Three players hit by pitches; NY's Severino, Girardi, Rothschild and Thomson ejected
By Alykhan Ravjiani and John Lott
TORONTO -- A trio of hit-by-pitches led to the Blue Jays and Yankees clearing their benches twice early in Monday's 7-5 Yankees win at Rogers Centre.
The friction started when Josh Donaldson was hit by a 97-mph fastball from Yankees starter Luis Severino with one out in the first inning. While Toronto's third baseman took his base, the reigning American League MVP Award winner was clearly not happy.
Home-plate umpire Todd Tichenor warned both teams after Toronto starter J.A. Happ returned the favor by hitting Chase Headley to lead off the second, causing both benches and bullpens to clear. The teams got heated and exchanged words, with Yankees manager Joe Girardi getting ejected.
"I was mad because Happ hit him on purpose and he had one shot," Girardi said. "You throw it behind the guy and you miss, I mean, he's got to be tossed. That's terrible, it's terrible."
Like his manager, Headley admitted he was a little surprised that Happ stayed in the game.
"I thought he was throwing at me," Headley said. "Obviously after the first one went behind me, generally you don't get thrown at twice in a row. I understand they were upset that a couple of their guys got hit and apparently they wanted to retaliate for that, which, that's their prerogative. Usually when you throw one behind someone then hit them with the next pitch, you're out of the game."
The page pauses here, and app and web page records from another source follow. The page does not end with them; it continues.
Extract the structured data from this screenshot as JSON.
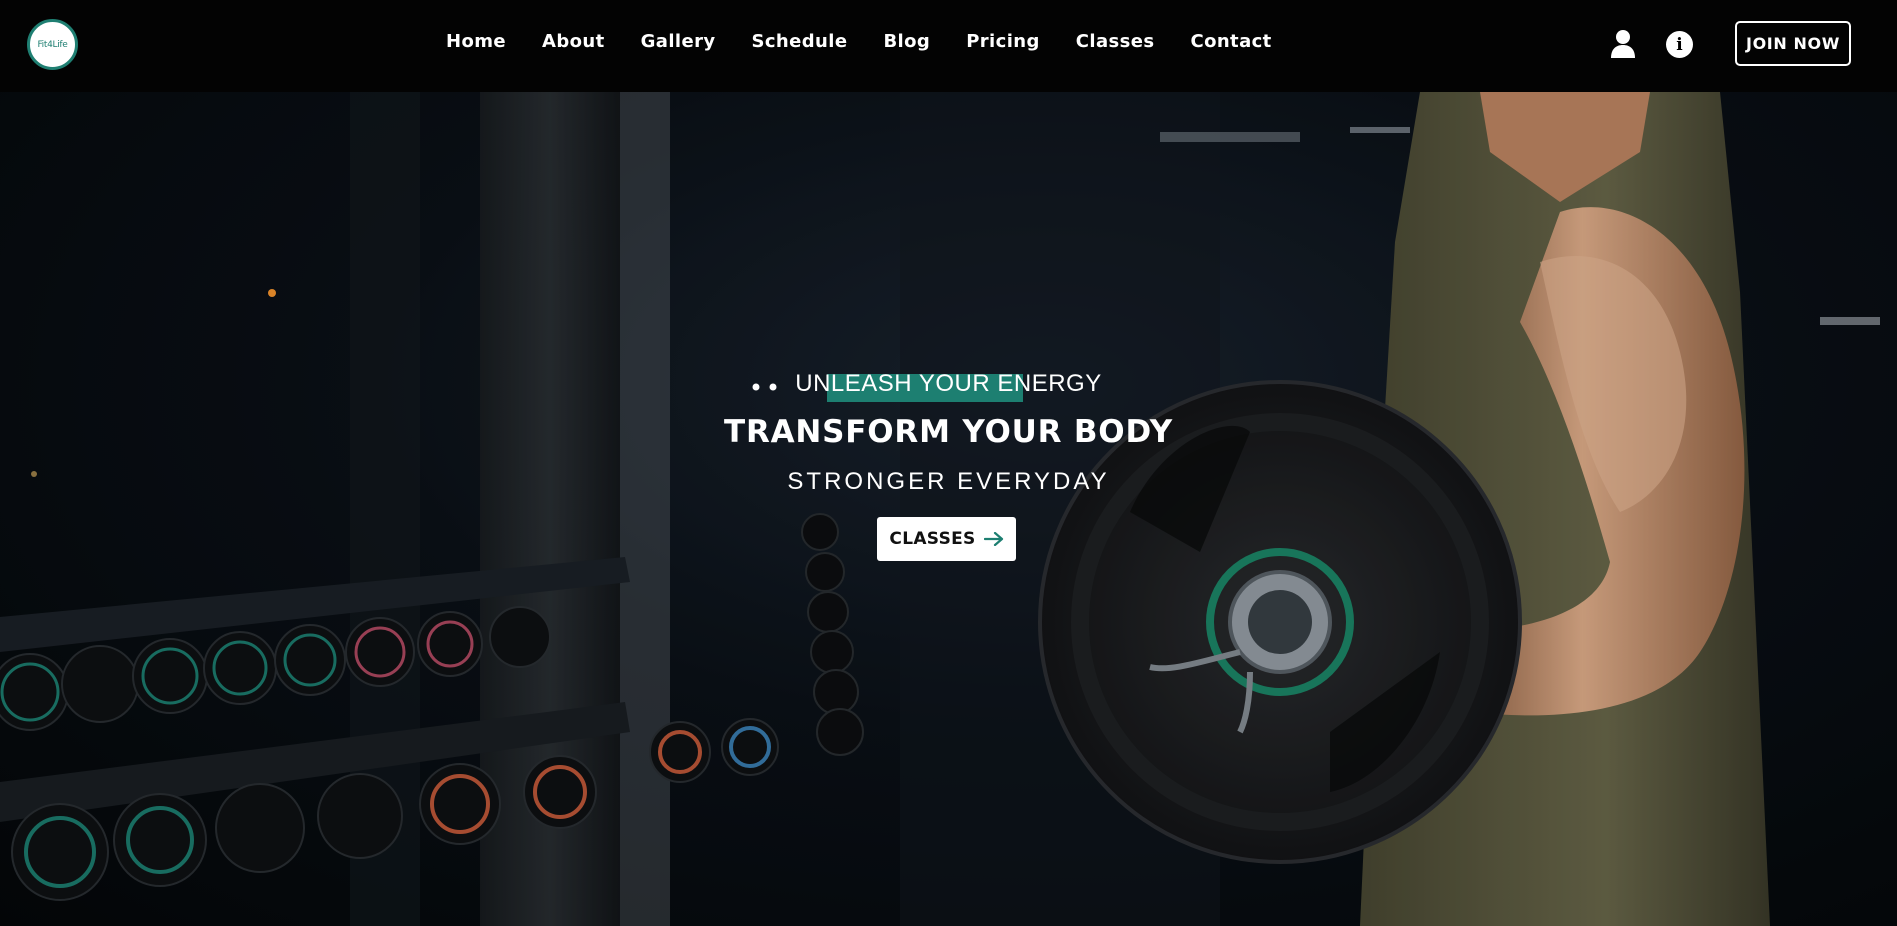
{
  "brand": {
    "logo_text": "Fit4Life",
    "accent_color": "#1d7f71"
  },
  "nav": {
    "links": [
      "Home",
      "About",
      "Gallery",
      "Schedule",
      "Blog",
      "Pricing",
      "Classes",
      "Contact"
    ],
    "join_label": "JOIN NOW",
    "icons": [
      "user-icon",
      "info-icon"
    ]
  },
  "hero": {
    "tagline": "UNLEASH YOUR ENERGY",
    "title": "TRANSFORM YOUR BODY",
    "subtitle": "STRONGER EVERYDAY",
    "cta_label": "CLASSES",
    "cta_icon": "arrow-right-icon"
  }
}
The action didn't stop there, as Severino opened the bottom of the second with an inside fastball which narrowly missed Justin Smoak, before hitting the Blue Jays' first baseman on the leg on the next pitch. Tichenor immediately ejected Severino, with both teams and bullpens again storming out of the dugouts in a much more heated altercation, with Toronto outfielder Kevin Pillar rushing out onto the field first.
"I just saw him run at me and I've got to defend myself," Severino said. "I saw Smoak doing nothing over there and I saw Pillar run at me and I had to defend myself. I saw him running at me that's why I threw my glove."
Blue Jays catcher Russell Martin, who engaged in a tussle with Yankees counterpart Gary Sanchez during the second skirmish, said the melee erupted in response to "the unwritten rules of baseball."
In this case, he said, the Blue Jays were especially annoyed that Severino hit Donaldson, the reigning AL MVP winner.
"You hit one of our guys, our MVP guy," Martin said. "After that, sometimes the ball slips out of the pitcher's hand and for some reason it's even. That's kind of how the game goes."
Martin's succinct summation: "We protected our guy. They protected their guy back, and we didn't like it."
Blue Jays manager John Gibbons said he thought the ruckus may have boiled over as a result of the way opponents -- not just the Yankees -- have pitched the Blue Jays throughout the season.
"Some teams have been taking some pot shots at us all year long," Gibbons said. "Maybe some guys just got tired of it."
Yankees pitching coach Larry Rothschild and bench coach Rob Thomson were also ejected after the second benches-clearing incident, with frustration that seemed to have stemmed from earlier in the series.
"I think [third-base umpire] Phil [Cuzzi] threw him out for who knows?" Girardi said. "We were yelling at him the other day because there were missed strikes. That's frustrating in this kind of game. I don't really know. You'd have to ask Larry what he said."
The second fracas also led to what could be a key injury for the Blue Jays, as reliever Joaquin Benoit headed straight to the clubhouse after injuring his calf. While Toronto's staff had no immediate update on Benoit's condition, his loss could prove costly in a tightly contested AL Wild Card race.
Alykhan Ravjiani is a reporter for MLB.com based in Toronto. John Lott is a contributor to MLB.com based in Toronto. This story was not subject to the approval of Major League Baseball or its clubs.